Element data from apps and pages
╭──

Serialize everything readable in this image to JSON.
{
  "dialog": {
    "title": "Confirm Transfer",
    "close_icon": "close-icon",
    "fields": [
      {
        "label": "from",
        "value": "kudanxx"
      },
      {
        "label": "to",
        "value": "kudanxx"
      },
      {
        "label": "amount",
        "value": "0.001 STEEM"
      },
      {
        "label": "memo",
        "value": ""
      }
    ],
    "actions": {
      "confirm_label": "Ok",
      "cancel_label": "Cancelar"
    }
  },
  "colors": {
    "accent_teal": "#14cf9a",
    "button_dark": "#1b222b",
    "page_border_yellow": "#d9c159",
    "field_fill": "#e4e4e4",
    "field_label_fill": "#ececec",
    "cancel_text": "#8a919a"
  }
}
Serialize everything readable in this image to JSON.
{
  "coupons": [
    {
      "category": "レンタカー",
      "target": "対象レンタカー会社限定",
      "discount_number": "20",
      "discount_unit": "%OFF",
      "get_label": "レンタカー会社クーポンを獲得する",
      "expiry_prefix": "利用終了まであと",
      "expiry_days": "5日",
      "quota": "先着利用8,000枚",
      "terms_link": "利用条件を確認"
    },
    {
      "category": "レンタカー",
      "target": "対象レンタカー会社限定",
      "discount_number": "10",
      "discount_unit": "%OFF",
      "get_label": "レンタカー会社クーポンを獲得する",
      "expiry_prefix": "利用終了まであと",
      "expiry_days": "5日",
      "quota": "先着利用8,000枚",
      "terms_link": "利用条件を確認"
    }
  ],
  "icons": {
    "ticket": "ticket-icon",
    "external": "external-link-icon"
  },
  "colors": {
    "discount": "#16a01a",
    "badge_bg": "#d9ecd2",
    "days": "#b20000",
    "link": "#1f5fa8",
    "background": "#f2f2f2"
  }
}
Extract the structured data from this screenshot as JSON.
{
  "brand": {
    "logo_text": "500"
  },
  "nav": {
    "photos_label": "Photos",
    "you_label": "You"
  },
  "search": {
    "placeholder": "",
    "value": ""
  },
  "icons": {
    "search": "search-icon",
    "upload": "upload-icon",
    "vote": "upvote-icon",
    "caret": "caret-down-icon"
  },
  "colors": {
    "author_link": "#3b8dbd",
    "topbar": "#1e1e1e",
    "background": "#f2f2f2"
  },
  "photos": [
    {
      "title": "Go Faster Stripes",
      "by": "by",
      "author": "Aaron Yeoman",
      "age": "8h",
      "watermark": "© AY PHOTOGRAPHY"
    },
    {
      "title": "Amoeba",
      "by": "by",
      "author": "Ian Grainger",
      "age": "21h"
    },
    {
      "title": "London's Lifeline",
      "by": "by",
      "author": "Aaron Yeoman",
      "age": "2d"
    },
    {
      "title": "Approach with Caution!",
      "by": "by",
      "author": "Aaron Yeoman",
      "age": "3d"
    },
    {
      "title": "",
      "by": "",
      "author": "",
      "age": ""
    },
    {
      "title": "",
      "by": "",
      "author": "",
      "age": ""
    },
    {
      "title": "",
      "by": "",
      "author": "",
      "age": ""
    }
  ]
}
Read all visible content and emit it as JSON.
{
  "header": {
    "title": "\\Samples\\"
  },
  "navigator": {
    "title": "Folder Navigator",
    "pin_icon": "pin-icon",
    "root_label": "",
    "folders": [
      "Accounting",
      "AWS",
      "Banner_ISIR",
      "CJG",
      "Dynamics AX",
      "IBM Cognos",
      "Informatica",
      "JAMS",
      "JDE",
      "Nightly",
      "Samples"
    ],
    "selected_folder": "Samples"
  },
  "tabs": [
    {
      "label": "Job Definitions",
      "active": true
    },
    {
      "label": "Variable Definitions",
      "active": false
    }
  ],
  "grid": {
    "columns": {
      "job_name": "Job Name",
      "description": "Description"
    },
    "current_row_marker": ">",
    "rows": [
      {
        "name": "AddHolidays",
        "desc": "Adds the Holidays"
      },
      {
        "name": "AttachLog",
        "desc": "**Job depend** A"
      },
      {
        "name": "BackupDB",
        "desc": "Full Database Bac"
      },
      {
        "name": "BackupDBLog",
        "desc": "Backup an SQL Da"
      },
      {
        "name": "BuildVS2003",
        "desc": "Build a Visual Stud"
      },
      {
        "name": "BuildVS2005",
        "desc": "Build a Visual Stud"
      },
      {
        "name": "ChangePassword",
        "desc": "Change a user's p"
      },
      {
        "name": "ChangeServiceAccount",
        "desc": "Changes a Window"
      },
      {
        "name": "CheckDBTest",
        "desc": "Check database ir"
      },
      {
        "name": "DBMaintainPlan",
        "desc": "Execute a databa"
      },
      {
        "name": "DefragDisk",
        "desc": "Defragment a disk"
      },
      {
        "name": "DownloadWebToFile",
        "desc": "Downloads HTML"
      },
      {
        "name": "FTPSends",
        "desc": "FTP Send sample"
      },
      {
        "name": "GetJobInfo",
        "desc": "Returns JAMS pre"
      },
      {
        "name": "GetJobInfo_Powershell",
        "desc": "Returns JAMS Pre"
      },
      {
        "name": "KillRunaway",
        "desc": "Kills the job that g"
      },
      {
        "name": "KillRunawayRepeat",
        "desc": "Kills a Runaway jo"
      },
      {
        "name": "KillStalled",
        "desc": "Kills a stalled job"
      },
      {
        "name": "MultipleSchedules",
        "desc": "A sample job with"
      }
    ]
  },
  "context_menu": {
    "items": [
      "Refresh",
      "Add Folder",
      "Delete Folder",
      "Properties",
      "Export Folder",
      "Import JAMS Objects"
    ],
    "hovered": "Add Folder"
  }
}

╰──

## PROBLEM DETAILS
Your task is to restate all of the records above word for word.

## YOUR SOLUTION
Serialize everything readable in this image to JSON.
{
  "dialog": {
    "title": "Confirm Transfer",
    "close_icon": "close-icon",
    "fields": [
      {
        "label": "from",
        "value": "kudanxx"
      },
      {
        "label": "to",
        "value": "kudanxx"
      },
      {
        "label": "amount",
        "value": "0.001 STEEM"
      },
      {
        "label": "memo",
        "value": ""
      }
    ],
    "actions": {
      "confirm_label": "Ok",
      "cancel_label": "Cancelar"
    }
  },
  "colors": {
    "accent_teal": "#14cf9a",
    "button_dark": "#1b222b",
    "page_border_yellow": "#d9c159",
    "field_fill": "#e4e4e4",
    "field_label_fill": "#ececec",
    "cancel_text": "#8a919a"
  }
}
Serialize everything readable in this image to JSON.
{
  "coupons": [
    {
      "category": "レンタカー",
      "target": "対象レンタカー会社限定",
      "discount_number": "20",
      "discount_unit": "%OFF",
      "get_label": "レンタカー会社クーポンを獲得する",
      "expiry_prefix": "利用終了まであと",
      "expiry_days": "5日",
      "quota": "先着利用8,000枚",
      "terms_link": "利用条件を確認"
    },
    {
      "category": "レンタカー",
      "target": "対象レンタカー会社限定",
      "discount_number": "10",
      "discount_unit": "%OFF",
      "get_label": "レンタカー会社クーポンを獲得する",
      "expiry_prefix": "利用終了まであと",
      "expiry_days": "5日",
      "quota": "先着利用8,000枚",
      "terms_link": "利用条件を確認"
    }
  ],
  "icons": {
    "ticket": "ticket-icon",
    "external": "external-link-icon"
  },
  "colors": {
    "discount": "#16a01a",
    "badge_bg": "#d9ecd2",
    "days": "#b20000",
    "link": "#1f5fa8",
    "background": "#f2f2f2"
  }
}
Extract the structured data from this screenshot as JSON.
{
  "brand": {
    "logo_text": "500"
  },
  "nav": {
    "photos_label": "Photos",
    "you_label": "You"
  },
  "search": {
    "placeholder": "",
    "value": ""
  },
  "icons": {
    "search": "search-icon",
    "upload": "upload-icon",
    "vote": "upvote-icon",
    "caret": "caret-down-icon"
  },
  "colors": {
    "author_link": "#3b8dbd",
    "topbar": "#1e1e1e",
    "background": "#f2f2f2"
  },
  "photos": [
    {
      "title": "Go Faster Stripes",
      "by": "by",
      "author": "Aaron Yeoman",
      "age": "8h",
      "watermark": "© AY PHOTOGRAPHY"
    },
    {
      "title": "Amoeba",
      "by": "by",
      "author": "Ian Grainger",
      "age": "21h"
    },
    {
      "title": "London's Lifeline",
      "by": "by",
      "author": "Aaron Yeoman",
      "age": "2d"
    },
    {
      "title": "Approach with Caution!",
      "by": "by",
      "author": "Aaron Yeoman",
      "age": "3d"
    },
    {
      "title": "",
      "by": "",
      "author": "",
      "age": ""
    },
    {
      "title": "",
      "by": "",
      "author": "",
      "age": ""
    },
    {
      "title": "",
      "by": "",
      "author": "",
      "age": ""
    }
  ]
}
Read all visible content and emit it as JSON.
{
  "header": {
    "title": "\\Samples\\"
  },
  "navigator": {
    "title": "Folder Navigator",
    "pin_icon": "pin-icon",
    "root_label": "",
    "folders": [
      "Accounting",
      "AWS",
      "Banner_ISIR",
      "CJG",
      "Dynamics AX",
      "IBM Cognos",
      "Informatica",
      "JAMS",
      "JDE",
      "Nightly",
      "Samples"
    ],
    "selected_folder": "Samples"
  },
  "tabs": [
    {
      "label": "Job Definitions",
      "active": true
    },
    {
      "label": "Variable Definitions",
      "active": false
    }
  ],
  "grid": {
    "columns": {
      "job_name": "Job Name",
      "description": "Description"
    },
    "current_row_marker": ">",
    "rows": [
      {
        "name": "AddHolidays",
        "desc": "Adds the Holidays"
      },
      {
        "name": "AttachLog",
        "desc": "**Job depend** A"
      },
      {
        "name": "BackupDB",
        "desc": "Full Database Bac"
      },
      {
        "name": "BackupDBLog",
        "desc": "Backup an SQL Da"
      },
      {
        "name": "BuildVS2003",
        "desc": "Build a Visual Stud"
      },
      {
        "name": "BuildVS2005",
        "desc": "Build a Visual Stud"
      },
      {
        "name": "ChangePassword",
        "desc": "Change a user's p"
      },
      {
        "name": "ChangeServiceAccount",
        "desc": "Changes a Window"
      },
      {
        "name": "CheckDBTest",
        "desc": "Check database ir"
      },
      {
        "name": "DBMaintainPlan",
        "desc": "Execute a databa"
      },
      {
        "name": "DefragDisk",
        "desc": "Defragment a disk"
      },
      {
        "name": "DownloadWebToFile",
        "desc": "Downloads HTML"
      },
      {
        "name": "FTPSends",
        "desc": "FTP Send sample"
      },
      {
        "name": "GetJobInfo",
        "desc": "Returns JAMS pre"
      },
      {
        "name": "GetJobInfo_Powershell",
        "desc": "Returns JAMS Pre"
      },
      {
        "name": "KillRunaway",
        "desc": "Kills the job that g"
      },
      {
        "name": "KillRunawayRepeat",
        "desc": "Kills a Runaway jo"
      },
      {
        "name": "KillStalled",
        "desc": "Kills a stalled job"
      },
      {
        "name": "MultipleSchedules",
        "desc": "A sample job with"
      }
    ]
  },
  "context_menu": {
    "items": [
      "Refresh",
      "Add Folder",
      "Delete Folder",
      "Properties",
      "Export Folder",
      "Import JAMS Objects"
    ],
    "hovered": "Add Folder"
  }
}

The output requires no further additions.